Another way might be to see the key cross-signed by another key to whom you can issue this type of challenge, if the challenge cannot be made to the file distribution key directly.
A lower security way would be to see the key’s fingerprint, posted on the website, not just the ID, and an even lower security way (the way they provide) is just to see the key ID on the website.
In the case of just matching fingerprints or key IDs from a webpage, we presume the website publishing this data is under the control of the same people/organization as the key we’re trying to authenticate. This is safest if our connection to the website is secured with a trusted SSL certificate, to rule out tampering of the page contents by a man-in-the-middle.
----oh boy, if you’re not bored or if you are paranoid, read on----
Unfortunately, Intevation does not provide SSL for gpg4win.org. This forum, however, is under an SSL certificate, but accepting it still means you’d also have to trust Intevation implicitly, as the certificate is issued by a themselves in their capacity as a non-generally-recognized CA.
I can note that even an untrusted SSL connection (one for which we’ve had to make a temporary exception to allow our browser to accept), is better than a unsecured connection, for that at least greatly reduces (but doesn’t strictly eliminate) the possibility of a man-in-the-middle replacing data and showing us different page contents.
So given all the above, really, we can only be assured that to the extent we believe their website has not been hacked and remains under their control (and DNS hasn’t been redirected to a site under someone else’s control), the data we have downloaded from that site has not been altered or damaged.
I go to the trouble of this long-winded post because I believe that, at least, Intevation ought to provide an SSL option for their signature verification page, and publish a fingerprint for their file distribution key. Even more ideal: have their file distribution key cross-signed by the keys of at least some of the people who are authorized to use it to prepare the install packages. That way there’s a chance that the file distribution key can show up in one of the larger webs-of-trust that exist out there for OpenPGP keys.
All of that would just up the confidence factor.
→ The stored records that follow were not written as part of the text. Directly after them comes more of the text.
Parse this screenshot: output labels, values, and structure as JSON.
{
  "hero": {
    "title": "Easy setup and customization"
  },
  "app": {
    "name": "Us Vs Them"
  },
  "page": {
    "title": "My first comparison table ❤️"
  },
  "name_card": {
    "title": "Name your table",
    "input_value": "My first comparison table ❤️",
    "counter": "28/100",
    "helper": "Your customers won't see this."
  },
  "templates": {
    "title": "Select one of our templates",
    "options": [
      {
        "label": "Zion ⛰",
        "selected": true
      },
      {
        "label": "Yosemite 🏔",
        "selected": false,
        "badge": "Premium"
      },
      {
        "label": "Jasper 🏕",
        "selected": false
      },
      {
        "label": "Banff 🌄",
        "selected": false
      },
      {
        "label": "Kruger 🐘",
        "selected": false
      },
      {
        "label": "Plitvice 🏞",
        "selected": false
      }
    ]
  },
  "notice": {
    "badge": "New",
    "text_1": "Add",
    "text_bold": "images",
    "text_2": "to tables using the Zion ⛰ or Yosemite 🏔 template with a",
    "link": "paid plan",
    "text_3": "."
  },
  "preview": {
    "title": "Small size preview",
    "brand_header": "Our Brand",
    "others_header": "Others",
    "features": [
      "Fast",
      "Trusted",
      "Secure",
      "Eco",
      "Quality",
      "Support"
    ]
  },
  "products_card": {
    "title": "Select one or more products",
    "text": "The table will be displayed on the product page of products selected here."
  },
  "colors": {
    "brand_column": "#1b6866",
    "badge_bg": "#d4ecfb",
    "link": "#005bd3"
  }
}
In a practical sense, I’m not really worried.
However, in a real sense, it is now possible for a man-in-the-middle to generate his own file distribution key, create a modified version of the package, and offer this for download along with the key he made. Inserting himself in the middle between the real Intevation website and an individual visitor, rewriting the download link and the signature verification page’s contents to reflect his own key and his own modified software package.
Where could this happen? Anyone connecting in from an ISP or service which uses proxying (espcially SSL-MITM proxying) would make an easy platform, such as inside a corporation’s offices. In that case, the only way for a user behind the proxy, as a target of the man-in-the-middle, to know his software was tampered with, would be comparison of his software with copies downloaded by others from independent networks. A simple hash-comparison would reveal that his software was different from everyone else’s. This might lead him to compare the file distribution key he obtained with the copy other’s have. Finding these different too, he’d finally realize that he’d been the victim of a man-in-the-middle when he obtained the download package.